Gold shines through properties of nano biosensors: Researchers discover that fluorescence in ligand-protected gold nanoclusters is an intrinsic property of the gold particles themselves August 16th, 2017

Nanobiotechnology

Freeze-dried foam soaks up carbon dioxide: Rice University scientists lead effort to make novel 3-D material August 16th, 2017

Gold shines through properties of nano biosensors: Researchers discover that fluorescence in ligand-protected gold nanoclusters is an intrinsic property of the gold particles themselves August 16th, 2017

Two Scientists Receive Grants to Develop New Materials: Chad Mirkin and Monica Olvera de la Cruz recognized by Sherman Fairchild Foundation August 16th, 2017

JPK reports on how the University of Glasgow is using their NanoWizard® AFM and CellHesion module to study how cells interact with their surroundings August 2nd, 2017

Alliances/Trade associations/Partnerships/Distributorships

Oxford Instruments Plasma Technology announces a new partner in Korea August 15th, 2017

Moving at the Speed of Light: University of Arizona selected for high-impact, industrial demonstration of new integrated photonic cryogenic datalink for focal plane arrays: Program is major milestone for AIM Photonics August 10th, 2017

Technology Companies Join Forces for TEM Imaging and Analysis August 3rd, 2017

GLOBALFOUNDRIES and VeriSilicon To Enable Single-Chip Solution for Next-Gen IoT Networks: Integrated solution leverages GF’s 22FDX® technology to decrease power, area, and cost for NB-IoT and LTE-M applications July 14th, 2017

NanoNews-Digest
The latest news from around the world, FREE



  Premium Products
NanoNews-Custom
Only the news you want to read!
 Learn More
NanoTech-Transfer
University Technology Transfer & Patents
 Learn More
NanoStrategies
Full-service, expert consulting
 Learn More
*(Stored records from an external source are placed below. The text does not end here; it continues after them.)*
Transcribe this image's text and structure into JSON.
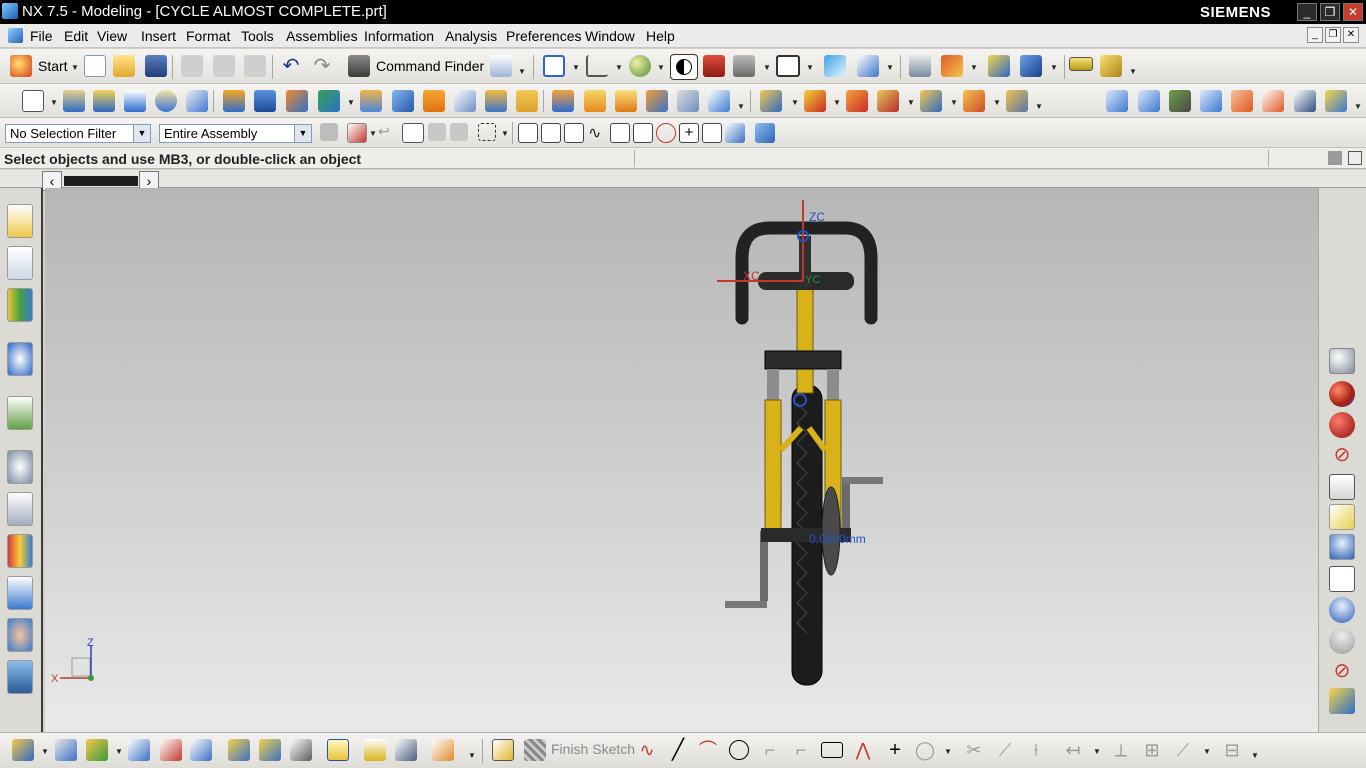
{
  "window": {
    "title": "NX 7.5 - Modeling - [CYCLE ALMOST COMPLETE.prt]",
    "brand": "SIEMENS",
    "minimize": "_",
    "restore": "❐",
    "close": "✕"
  },
  "menubar": {
    "items": [
      "File",
      "Edit",
      "View",
      "Insert",
      "Format",
      "Tools",
      "Assemblies",
      "Information",
      "Analysis",
      "Preferences",
      "Window",
      "Help"
    ]
  },
  "toolbar_standard": {
    "start_label": "Start",
    "command_finder_label": "Command Finder"
  },
  "selection_bar": {
    "type_filter": "No Selection Filter",
    "scope": "Entire Assembly"
  },
  "cue_line": {
    "message": "Select objects and use MB3, or double-click an object"
  },
  "viewport": {
    "triad_labels": {
      "z": "Z",
      "x": "X"
    },
    "wcs_labels": {
      "zc": "ZC",
      "xc": "XC",
      "yc": "YC"
    },
    "dimension_label": "0.0000mm"
  },
  "sketch_toolbar": {
    "finish_sketch_label": "Finish Sketch"
  },
  "colors": {
    "title_bar": "#000000",
    "frame_yellow": "#d9b21a",
    "tire_black": "#1c1c1c",
    "accent_blue": "#1f5fbf"
  }
}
ASP
Nanotechnology Now Featured Books




NNN

The Hunger Project